The Woke, as it happens, are not friends of science:
Why should we care about the performance of New Zealand’s primary- and secondary-school students, and what’s happening with it over time? For me, it’s the science that’s important, but science, reading, and math show the same trend over the last fifteen years. Despite a rise in spending per pupil over the last 25 years, performance in these three areas in New Zealand has declined, both absolutely and in comparison to the countries like England, Australia, the U.S., Canada, and Singapore—countries regarded as educational competitors with (and comparable to) New Zealand.
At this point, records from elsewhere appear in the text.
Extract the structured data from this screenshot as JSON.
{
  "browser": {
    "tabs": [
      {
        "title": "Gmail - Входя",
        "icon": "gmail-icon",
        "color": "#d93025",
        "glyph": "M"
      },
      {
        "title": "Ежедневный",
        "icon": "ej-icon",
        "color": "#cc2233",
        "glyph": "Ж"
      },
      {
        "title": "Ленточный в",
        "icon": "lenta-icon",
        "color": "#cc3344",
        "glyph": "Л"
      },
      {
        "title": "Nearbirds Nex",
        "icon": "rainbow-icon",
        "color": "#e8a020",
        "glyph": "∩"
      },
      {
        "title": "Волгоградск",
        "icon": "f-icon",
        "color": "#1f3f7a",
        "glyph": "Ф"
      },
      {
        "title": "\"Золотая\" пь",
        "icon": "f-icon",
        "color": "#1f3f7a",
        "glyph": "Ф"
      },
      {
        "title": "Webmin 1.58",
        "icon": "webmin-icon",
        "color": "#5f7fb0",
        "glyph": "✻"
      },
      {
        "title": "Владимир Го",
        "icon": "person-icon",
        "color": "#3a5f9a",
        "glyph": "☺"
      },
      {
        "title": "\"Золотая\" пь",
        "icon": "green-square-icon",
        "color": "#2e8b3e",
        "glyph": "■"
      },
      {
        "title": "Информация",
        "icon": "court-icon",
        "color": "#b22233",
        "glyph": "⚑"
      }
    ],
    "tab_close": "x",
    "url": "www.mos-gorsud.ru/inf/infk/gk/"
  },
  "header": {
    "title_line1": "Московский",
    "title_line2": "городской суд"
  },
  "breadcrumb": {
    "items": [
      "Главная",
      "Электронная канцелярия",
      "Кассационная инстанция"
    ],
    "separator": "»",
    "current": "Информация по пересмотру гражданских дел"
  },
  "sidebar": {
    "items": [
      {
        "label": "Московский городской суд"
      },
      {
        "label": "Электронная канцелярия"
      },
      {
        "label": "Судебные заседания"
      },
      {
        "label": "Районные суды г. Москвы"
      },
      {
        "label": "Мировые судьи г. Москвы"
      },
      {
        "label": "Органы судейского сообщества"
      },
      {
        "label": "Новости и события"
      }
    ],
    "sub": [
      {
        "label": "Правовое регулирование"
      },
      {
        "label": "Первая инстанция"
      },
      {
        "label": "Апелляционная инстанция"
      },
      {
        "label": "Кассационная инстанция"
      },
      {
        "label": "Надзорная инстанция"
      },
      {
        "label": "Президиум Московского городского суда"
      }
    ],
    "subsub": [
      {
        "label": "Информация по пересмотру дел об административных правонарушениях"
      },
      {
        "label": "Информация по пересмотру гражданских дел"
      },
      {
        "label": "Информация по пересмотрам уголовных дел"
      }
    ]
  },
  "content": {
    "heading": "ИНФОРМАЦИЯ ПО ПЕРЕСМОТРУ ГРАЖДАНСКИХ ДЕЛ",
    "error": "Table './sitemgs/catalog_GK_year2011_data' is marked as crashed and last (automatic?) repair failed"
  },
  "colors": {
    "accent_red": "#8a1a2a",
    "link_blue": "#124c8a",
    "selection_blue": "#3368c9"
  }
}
Why does this matter? For science, at least, as I’ve written repeatedly, there’s a big-time initiative in New Zealand to have mātauranga Māori, or Māori “ways of knowing”, taught as coequal to modern science in the science classroom. This initiative, propelled by the desire to buttress an oppressed minority (the native Māori), has good intentions behind it—to get more Māori interested in science—but is a practical disaster. That’s because mātauranga Māori is not only “traditional practical knowledge” (e.g., navigation, growing crops, catching fish), which can be considered “science construed broadly” (but do you need to teach this in science class?) but, worse, a mixture of legends, myths, morality, and philosophy, some of which is palpably false. Much of it is simply not science as the modern world knows it.Jerry Coyne, “Performance of New Zealand students in math, science, and reading falls dramatically in last two decades” at Why Evolution Is True (December 27, 2021)
Darwinian evolutionary biologist Coyne doesn’t dispute teaching Indigenous beliefs in a cultural class. But he may be at a major disadvantage because – if many years of his blogging are any guide – he wants science taught as a branch of naturalist atheism. Thus, the question arises, why shouldn’t we teach naturalist atheism too as an outcropping of Western culture?
We will need a philosophy of science teaching that is focused on followng theevidence wherever it leads and is not so wholly wedded to one point of view.
You may also wish to read: Maori Creationism Is Okay In New Zealand Schools; Objectors Could Be Booted From NZ’s Royal Society.